AIM OF THE TASK.
Lines with "role": state how many there are in the records below, and nothing else.
-- EXTRACTED INFORMATION follows --
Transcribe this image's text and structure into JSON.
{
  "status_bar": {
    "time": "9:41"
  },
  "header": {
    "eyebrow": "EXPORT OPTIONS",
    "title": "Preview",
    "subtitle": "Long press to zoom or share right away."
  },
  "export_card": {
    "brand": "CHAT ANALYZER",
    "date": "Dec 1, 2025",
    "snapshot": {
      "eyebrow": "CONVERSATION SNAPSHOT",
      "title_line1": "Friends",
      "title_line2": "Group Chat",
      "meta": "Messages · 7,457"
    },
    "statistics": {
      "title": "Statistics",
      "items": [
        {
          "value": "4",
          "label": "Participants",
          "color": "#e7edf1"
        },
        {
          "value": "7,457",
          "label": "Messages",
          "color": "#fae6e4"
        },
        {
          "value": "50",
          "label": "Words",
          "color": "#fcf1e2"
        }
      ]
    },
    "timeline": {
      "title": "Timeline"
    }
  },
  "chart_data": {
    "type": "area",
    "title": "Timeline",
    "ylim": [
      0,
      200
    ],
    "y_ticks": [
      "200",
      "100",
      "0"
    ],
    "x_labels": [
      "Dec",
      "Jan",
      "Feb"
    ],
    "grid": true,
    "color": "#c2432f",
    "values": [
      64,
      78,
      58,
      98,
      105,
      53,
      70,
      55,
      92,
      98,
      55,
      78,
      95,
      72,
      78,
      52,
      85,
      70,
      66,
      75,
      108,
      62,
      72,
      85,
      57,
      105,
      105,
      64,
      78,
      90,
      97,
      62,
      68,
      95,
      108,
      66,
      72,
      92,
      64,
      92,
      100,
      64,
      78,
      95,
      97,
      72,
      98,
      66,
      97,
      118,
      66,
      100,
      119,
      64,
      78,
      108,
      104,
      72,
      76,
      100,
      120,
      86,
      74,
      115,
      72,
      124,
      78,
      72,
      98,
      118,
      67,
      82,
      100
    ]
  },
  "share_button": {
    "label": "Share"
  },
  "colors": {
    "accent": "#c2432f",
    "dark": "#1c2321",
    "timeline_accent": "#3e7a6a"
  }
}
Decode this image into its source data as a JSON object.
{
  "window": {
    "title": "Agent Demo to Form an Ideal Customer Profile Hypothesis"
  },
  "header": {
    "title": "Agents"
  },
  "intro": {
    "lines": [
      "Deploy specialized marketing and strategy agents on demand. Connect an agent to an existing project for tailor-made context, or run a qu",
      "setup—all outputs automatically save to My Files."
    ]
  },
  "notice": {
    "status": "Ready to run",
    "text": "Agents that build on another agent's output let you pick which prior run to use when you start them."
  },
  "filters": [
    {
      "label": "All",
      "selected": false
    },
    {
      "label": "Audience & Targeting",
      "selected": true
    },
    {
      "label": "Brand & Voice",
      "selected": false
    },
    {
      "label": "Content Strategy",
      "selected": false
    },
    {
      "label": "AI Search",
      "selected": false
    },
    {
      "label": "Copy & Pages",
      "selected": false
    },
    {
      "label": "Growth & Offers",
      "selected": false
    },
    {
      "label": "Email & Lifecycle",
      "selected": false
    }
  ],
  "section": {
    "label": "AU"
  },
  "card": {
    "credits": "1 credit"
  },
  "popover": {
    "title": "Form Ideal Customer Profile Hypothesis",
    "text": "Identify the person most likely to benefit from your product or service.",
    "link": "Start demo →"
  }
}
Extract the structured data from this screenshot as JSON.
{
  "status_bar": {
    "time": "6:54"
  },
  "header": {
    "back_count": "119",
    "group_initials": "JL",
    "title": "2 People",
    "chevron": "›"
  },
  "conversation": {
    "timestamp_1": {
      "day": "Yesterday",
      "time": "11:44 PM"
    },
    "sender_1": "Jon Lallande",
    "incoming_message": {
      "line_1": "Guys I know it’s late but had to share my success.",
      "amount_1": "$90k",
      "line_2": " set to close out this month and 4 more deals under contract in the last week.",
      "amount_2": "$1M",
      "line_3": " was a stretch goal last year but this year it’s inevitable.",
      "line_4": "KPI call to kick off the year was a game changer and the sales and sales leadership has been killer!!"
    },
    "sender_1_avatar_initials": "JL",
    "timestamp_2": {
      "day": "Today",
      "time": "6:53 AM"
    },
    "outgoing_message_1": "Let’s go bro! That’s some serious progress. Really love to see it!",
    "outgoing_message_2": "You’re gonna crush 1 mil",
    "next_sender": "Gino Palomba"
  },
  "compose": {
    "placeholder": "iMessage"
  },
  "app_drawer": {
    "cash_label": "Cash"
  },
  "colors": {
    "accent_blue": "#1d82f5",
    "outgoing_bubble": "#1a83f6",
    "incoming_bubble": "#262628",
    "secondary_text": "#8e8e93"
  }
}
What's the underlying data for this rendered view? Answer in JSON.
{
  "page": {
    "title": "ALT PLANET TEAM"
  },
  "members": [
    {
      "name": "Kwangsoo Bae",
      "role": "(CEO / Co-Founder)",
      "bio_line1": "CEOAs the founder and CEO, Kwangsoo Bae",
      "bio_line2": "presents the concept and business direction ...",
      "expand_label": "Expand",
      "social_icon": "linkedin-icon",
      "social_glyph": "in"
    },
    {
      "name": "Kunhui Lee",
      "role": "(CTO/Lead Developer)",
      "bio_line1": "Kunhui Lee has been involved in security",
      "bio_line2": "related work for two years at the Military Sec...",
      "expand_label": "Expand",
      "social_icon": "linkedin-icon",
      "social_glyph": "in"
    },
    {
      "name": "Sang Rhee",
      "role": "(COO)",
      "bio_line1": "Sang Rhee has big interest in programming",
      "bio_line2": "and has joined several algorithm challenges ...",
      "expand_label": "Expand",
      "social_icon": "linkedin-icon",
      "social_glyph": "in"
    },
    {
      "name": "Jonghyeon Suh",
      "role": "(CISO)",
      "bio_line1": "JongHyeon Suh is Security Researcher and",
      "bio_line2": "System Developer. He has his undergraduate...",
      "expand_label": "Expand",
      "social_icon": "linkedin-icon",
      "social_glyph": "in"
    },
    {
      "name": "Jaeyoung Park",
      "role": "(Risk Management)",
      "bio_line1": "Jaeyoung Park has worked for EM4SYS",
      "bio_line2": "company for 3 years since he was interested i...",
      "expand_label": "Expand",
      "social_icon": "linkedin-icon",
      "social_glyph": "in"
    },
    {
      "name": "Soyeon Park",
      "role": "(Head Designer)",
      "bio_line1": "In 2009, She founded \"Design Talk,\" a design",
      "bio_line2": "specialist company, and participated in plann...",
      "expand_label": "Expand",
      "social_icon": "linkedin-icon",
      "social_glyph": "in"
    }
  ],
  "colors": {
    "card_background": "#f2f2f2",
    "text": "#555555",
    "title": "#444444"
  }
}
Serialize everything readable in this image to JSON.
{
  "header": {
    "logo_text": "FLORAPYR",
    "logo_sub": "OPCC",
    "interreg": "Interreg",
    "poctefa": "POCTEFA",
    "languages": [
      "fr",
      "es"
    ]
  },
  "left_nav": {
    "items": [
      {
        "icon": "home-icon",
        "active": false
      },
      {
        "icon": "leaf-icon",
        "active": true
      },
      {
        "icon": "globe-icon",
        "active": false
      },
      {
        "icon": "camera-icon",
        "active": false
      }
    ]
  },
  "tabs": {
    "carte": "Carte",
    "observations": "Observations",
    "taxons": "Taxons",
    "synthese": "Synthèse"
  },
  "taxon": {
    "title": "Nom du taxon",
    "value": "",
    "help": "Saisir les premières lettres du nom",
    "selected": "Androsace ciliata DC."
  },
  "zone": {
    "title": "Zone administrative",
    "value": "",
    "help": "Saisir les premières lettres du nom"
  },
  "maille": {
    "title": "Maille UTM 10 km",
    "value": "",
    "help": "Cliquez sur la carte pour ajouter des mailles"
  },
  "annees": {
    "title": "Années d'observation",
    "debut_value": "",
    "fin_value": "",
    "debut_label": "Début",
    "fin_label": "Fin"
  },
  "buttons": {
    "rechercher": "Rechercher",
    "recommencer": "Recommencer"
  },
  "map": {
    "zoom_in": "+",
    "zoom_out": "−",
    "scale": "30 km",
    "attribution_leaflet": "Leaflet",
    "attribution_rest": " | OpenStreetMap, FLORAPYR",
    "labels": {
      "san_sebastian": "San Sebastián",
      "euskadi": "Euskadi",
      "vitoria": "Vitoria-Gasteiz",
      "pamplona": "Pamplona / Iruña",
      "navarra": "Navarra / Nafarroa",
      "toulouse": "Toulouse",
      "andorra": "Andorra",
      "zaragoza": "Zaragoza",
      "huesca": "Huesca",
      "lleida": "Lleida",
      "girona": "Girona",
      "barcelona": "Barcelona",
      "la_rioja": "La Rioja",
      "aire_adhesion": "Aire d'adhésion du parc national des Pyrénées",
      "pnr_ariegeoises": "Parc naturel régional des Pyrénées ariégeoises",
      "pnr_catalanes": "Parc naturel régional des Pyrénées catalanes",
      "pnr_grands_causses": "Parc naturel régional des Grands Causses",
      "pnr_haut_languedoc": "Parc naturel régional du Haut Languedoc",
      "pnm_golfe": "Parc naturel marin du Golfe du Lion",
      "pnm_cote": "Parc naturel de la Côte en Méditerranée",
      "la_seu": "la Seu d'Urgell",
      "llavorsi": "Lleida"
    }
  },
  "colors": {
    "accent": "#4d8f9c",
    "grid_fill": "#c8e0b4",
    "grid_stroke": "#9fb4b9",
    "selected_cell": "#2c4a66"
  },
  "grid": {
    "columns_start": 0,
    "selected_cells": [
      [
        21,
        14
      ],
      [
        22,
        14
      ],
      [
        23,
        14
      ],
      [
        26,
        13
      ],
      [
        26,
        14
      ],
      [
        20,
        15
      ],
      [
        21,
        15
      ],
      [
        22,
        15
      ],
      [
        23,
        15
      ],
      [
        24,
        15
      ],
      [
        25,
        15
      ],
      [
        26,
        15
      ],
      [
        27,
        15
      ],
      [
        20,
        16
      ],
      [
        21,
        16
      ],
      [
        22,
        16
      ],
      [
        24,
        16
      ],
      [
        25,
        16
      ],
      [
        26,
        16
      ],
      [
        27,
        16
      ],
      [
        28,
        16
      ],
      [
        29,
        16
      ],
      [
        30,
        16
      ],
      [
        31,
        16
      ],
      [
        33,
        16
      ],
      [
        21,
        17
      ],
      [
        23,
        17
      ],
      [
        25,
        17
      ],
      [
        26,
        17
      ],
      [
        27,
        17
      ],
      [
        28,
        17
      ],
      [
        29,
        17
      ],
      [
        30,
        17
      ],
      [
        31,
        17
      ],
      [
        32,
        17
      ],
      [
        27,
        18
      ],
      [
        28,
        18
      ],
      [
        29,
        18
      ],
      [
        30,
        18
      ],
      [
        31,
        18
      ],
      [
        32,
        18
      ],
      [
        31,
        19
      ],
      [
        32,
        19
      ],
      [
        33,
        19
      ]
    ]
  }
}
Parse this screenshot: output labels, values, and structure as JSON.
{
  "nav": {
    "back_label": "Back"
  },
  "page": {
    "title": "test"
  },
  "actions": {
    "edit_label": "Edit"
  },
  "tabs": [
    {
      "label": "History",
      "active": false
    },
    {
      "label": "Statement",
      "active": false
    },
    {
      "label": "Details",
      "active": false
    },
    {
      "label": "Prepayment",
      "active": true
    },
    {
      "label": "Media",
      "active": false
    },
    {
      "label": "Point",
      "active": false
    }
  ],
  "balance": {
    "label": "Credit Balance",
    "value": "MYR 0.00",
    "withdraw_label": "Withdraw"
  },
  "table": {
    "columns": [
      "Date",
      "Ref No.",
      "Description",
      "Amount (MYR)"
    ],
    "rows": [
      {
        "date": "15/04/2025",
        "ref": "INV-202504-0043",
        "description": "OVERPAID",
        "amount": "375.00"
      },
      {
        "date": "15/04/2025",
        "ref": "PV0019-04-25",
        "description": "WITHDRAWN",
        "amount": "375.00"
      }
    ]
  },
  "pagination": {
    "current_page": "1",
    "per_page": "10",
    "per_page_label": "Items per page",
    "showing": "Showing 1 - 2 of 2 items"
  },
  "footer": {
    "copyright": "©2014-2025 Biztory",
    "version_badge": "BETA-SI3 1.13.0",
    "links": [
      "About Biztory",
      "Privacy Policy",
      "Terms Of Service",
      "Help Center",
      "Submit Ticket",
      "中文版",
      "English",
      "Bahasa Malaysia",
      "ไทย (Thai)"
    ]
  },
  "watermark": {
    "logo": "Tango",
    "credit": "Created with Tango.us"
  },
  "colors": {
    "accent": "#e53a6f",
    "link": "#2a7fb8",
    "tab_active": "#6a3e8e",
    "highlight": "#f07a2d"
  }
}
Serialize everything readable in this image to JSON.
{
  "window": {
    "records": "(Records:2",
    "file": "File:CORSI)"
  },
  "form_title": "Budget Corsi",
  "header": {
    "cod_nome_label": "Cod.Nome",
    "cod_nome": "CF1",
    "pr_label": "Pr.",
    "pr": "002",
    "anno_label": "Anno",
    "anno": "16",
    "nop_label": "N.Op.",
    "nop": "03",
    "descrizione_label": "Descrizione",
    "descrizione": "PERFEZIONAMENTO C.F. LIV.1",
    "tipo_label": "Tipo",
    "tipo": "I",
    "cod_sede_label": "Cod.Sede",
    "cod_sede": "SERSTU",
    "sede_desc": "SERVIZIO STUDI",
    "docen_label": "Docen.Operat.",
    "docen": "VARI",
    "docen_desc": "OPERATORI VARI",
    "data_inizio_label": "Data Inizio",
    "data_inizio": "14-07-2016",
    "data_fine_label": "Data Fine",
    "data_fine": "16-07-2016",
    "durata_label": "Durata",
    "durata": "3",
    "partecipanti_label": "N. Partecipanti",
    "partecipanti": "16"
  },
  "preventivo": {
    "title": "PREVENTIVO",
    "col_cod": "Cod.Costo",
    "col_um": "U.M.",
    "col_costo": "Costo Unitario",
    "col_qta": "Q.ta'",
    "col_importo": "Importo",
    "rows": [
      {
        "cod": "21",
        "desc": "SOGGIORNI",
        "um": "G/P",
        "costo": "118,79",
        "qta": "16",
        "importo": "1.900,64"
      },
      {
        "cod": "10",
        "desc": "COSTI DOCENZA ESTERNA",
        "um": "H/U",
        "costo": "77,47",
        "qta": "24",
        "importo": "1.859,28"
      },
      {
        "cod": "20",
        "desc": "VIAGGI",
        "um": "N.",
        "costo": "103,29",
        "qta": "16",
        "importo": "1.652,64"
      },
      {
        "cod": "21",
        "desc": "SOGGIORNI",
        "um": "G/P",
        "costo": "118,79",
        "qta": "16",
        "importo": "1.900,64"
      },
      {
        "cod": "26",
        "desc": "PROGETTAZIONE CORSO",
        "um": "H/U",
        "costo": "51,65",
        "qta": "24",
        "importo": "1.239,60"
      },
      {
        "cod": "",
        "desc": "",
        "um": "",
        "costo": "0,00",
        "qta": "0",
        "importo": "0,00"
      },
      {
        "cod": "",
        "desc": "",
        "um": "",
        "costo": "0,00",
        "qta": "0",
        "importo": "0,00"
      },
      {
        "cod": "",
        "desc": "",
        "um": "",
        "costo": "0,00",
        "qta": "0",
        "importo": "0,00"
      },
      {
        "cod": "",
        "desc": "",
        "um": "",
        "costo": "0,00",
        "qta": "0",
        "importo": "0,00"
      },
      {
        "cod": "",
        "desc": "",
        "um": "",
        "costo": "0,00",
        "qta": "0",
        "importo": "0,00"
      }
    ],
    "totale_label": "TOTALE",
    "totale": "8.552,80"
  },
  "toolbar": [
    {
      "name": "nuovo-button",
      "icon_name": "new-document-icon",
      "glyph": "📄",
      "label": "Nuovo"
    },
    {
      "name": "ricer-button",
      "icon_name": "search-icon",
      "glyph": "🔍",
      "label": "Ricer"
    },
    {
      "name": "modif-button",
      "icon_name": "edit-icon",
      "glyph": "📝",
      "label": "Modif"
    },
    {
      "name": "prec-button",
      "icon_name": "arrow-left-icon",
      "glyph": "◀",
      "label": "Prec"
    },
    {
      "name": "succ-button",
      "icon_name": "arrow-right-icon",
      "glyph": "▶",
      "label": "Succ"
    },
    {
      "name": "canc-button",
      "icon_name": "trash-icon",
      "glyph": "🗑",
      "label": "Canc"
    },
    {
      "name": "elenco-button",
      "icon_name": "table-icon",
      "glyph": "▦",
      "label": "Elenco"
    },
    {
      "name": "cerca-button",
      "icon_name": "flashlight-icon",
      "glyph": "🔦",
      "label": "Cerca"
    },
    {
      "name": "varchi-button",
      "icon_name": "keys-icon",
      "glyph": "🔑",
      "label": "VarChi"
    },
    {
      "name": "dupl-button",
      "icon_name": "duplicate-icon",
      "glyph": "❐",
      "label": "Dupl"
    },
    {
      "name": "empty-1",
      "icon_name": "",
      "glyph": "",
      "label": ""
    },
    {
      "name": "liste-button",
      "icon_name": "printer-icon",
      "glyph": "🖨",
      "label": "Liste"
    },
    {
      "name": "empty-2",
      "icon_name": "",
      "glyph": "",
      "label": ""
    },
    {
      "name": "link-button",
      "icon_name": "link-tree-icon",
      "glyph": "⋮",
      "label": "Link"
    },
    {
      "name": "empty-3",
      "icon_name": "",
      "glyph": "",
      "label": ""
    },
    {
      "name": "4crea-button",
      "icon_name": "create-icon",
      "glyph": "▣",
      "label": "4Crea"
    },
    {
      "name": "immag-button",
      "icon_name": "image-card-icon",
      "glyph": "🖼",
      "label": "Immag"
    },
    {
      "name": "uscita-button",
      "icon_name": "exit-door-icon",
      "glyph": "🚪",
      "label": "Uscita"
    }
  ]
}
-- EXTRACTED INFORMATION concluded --
THE COMPLETED TASK.
6